Given entries ->
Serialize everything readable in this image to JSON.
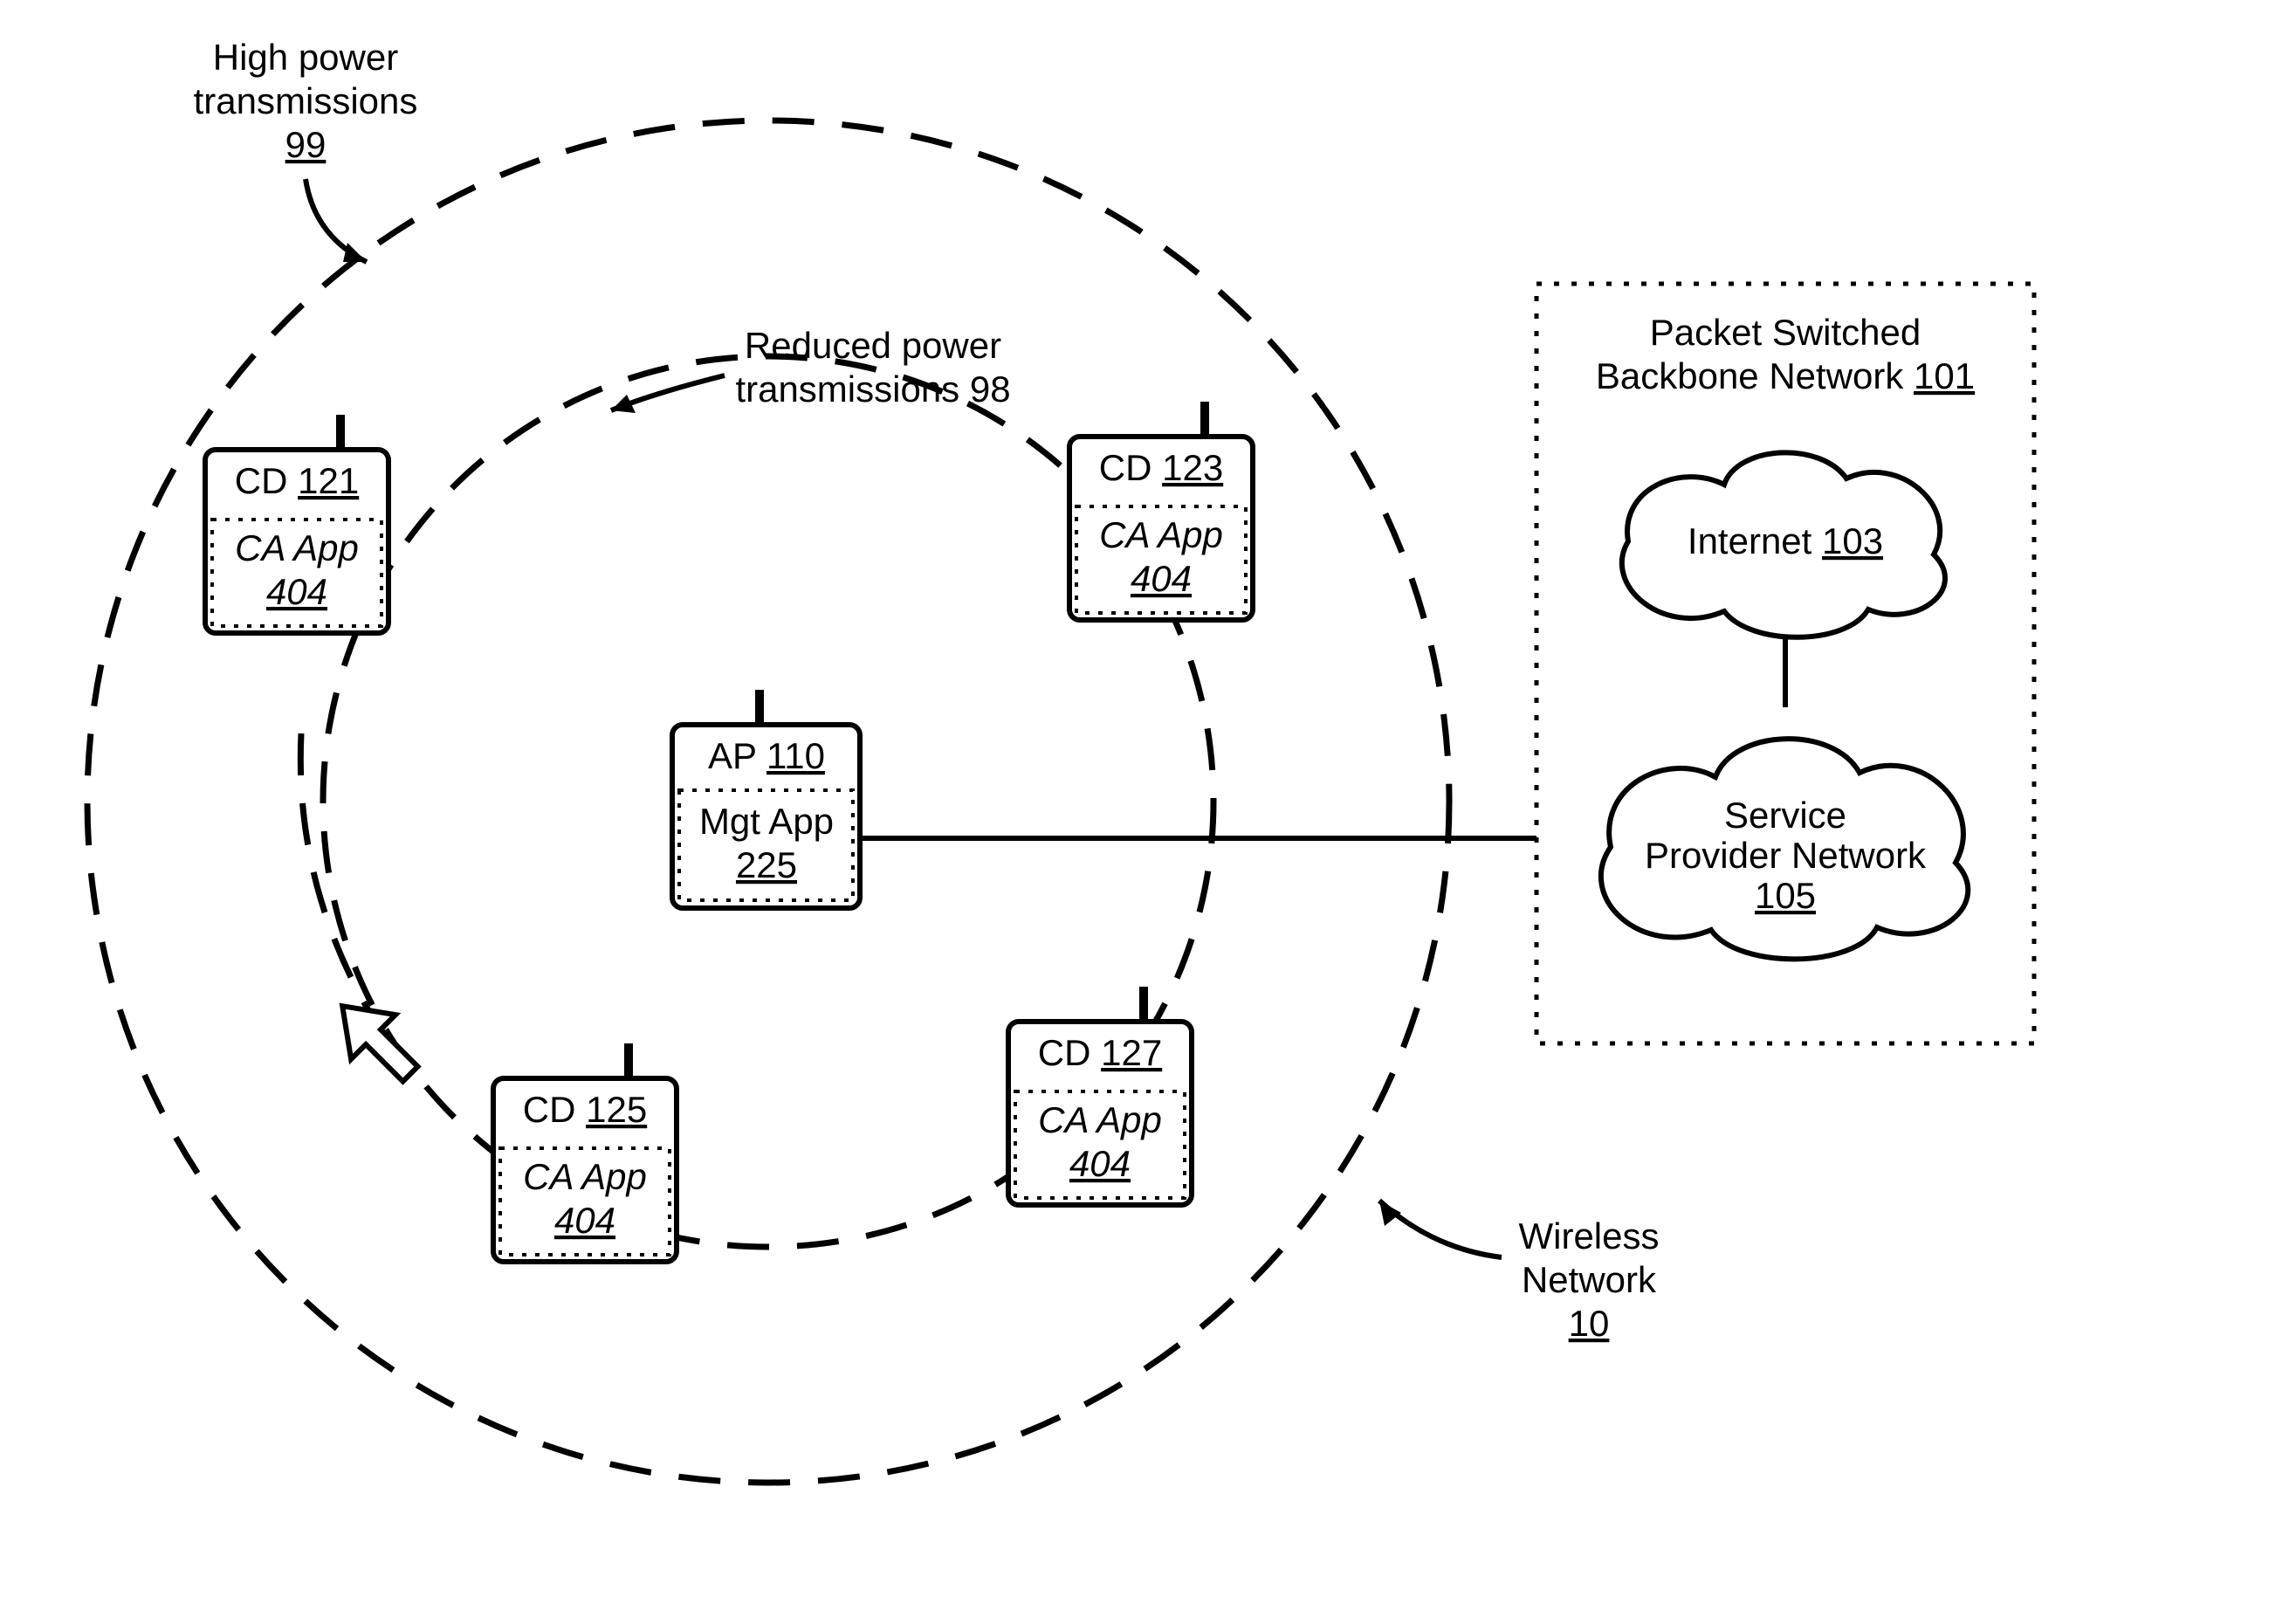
{
  "labels": {
    "high_power_l1": "High power",
    "high_power_l2": "transmissions",
    "high_power_ref": "99",
    "reduced_l1": "Reduced power",
    "reduced_l2": "transmissions 98",
    "wireless_l1": "Wireless",
    "wireless_l2": "Network",
    "wireless_ref": "10",
    "backbone_l1": "Packet Switched",
    "backbone_l2a": "Backbone Network",
    "backbone_l2b": "101",
    "internet_a": "Internet  ",
    "internet_ref": "103",
    "spn_l1": "Service",
    "spn_l2": "Provider Network",
    "spn_ref": "105",
    "ap_a": "AP ",
    "ap_ref": "110",
    "ap_mgt_l1": "Mgt App",
    "ap_mgt_ref": "225",
    "cd_prefix": "CD ",
    "cd121_ref": "121",
    "cd123_ref": "123",
    "cd125_ref": "125",
    "cd127_ref": "127",
    "ca_app": "CA App",
    "ca_app_ref": "404"
  }
}
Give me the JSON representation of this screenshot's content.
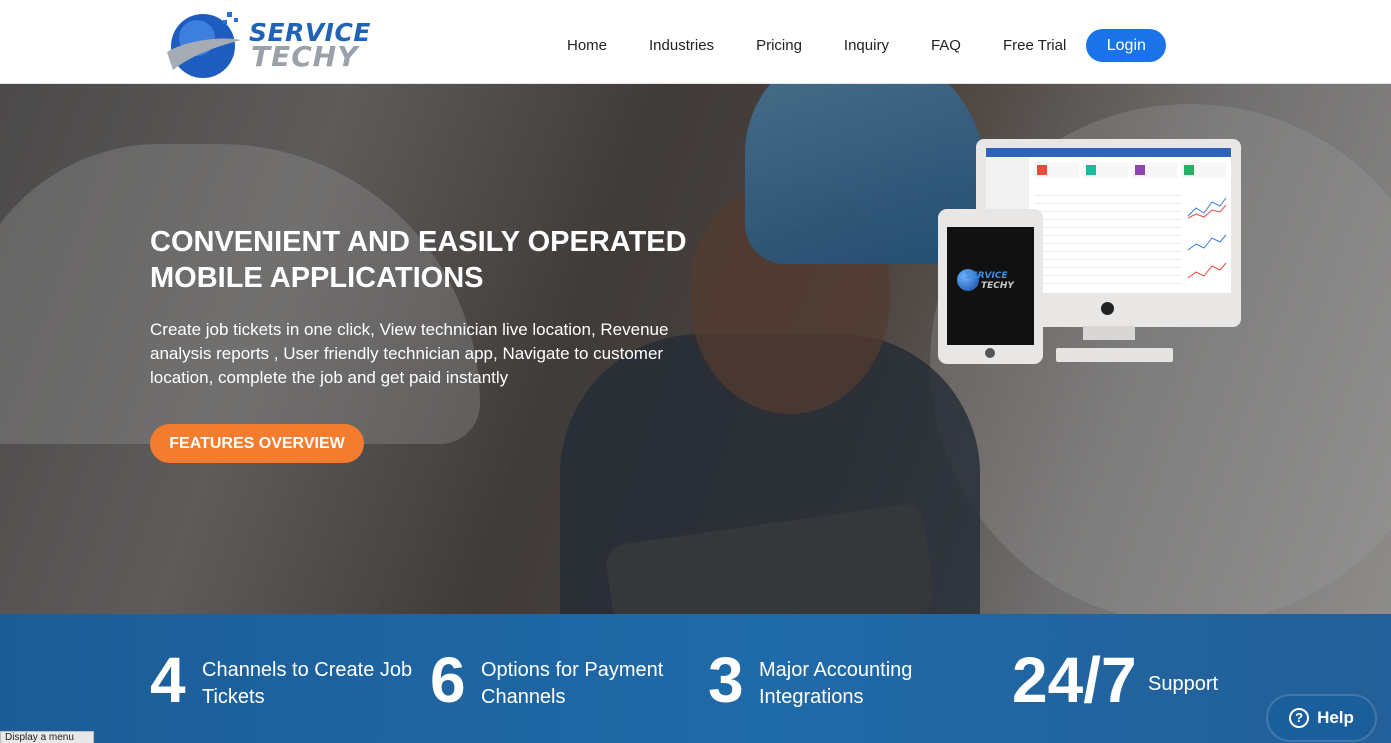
{
  "brand": {
    "word1": "SERVICE",
    "word2": "TECHY",
    "logo_icon": "globe-swoosh-icon"
  },
  "nav": {
    "items": [
      "Home",
      "Industries",
      "Pricing",
      "Inquiry",
      "FAQ",
      "Free Trial"
    ],
    "login": "Login"
  },
  "hero": {
    "title": "CONVENIENT AND EASILY OPERATED MOBILE APPLICATIONS",
    "text": "Create job tickets in one click, View technician live location, Revenue analysis reports , User friendly technician app, Navigate to customer location, complete the job and get paid instantly",
    "cta": "FEATURES OVERVIEW"
  },
  "devices": {
    "pad_word1": "SERVICE",
    "pad_word2": "TECHY"
  },
  "stats": [
    {
      "num": "4",
      "label": "Channels to Create Job Tickets"
    },
    {
      "num": "6",
      "label": "Options for Payment Channels"
    },
    {
      "num": "3",
      "label": "Major Accounting Integrations"
    },
    {
      "num": "24/7",
      "label": "Support"
    }
  ],
  "help": {
    "label": "Help",
    "icon": "question-circle-icon"
  },
  "tooltip": "Display a menu",
  "colors": {
    "primary": "#1a73e8",
    "accent": "#f37c2f",
    "band": "#1d5f9b"
  }
}
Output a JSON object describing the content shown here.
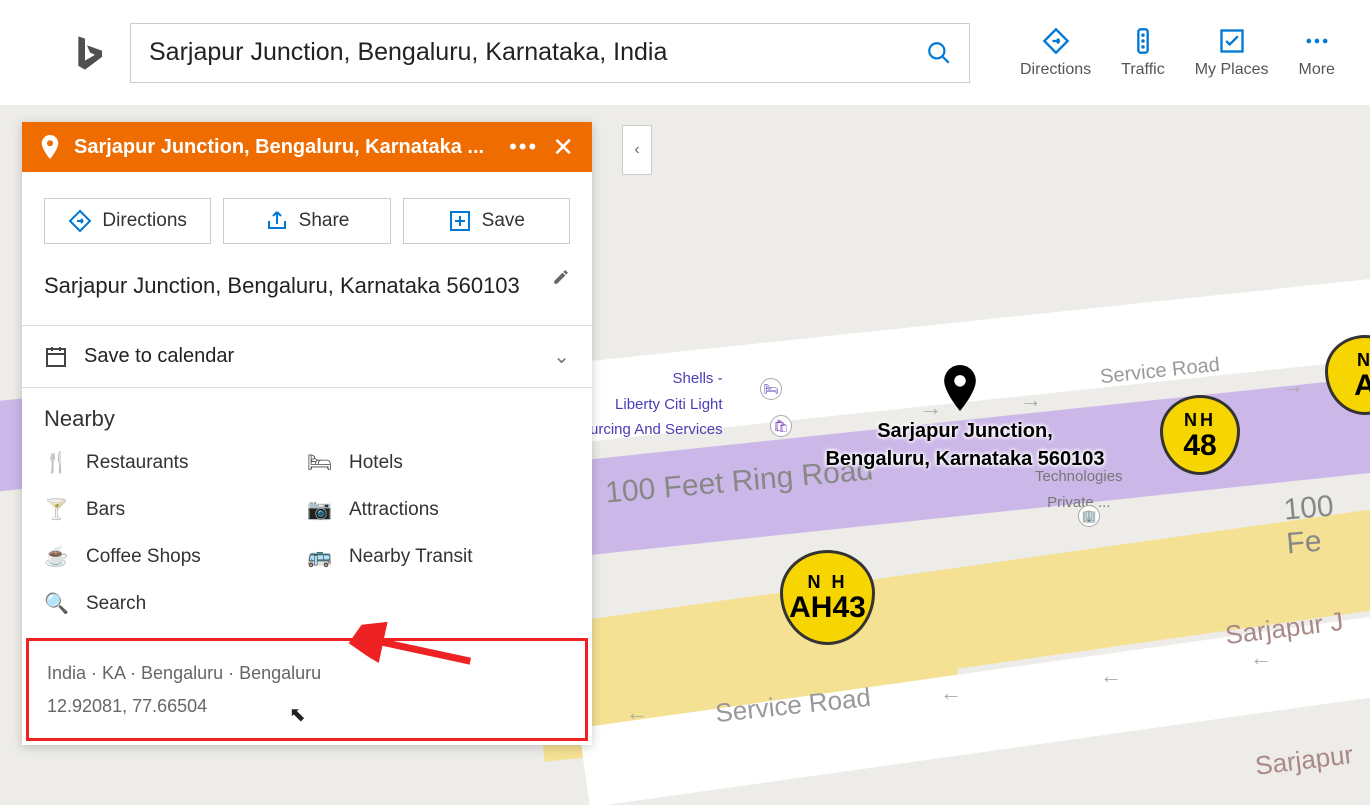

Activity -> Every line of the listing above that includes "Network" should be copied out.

Exercise answer ->
    "wireless_l2": "Network",
    "backbone_l2a": "Backbone Network",
    "spn_l2": "Provider Network",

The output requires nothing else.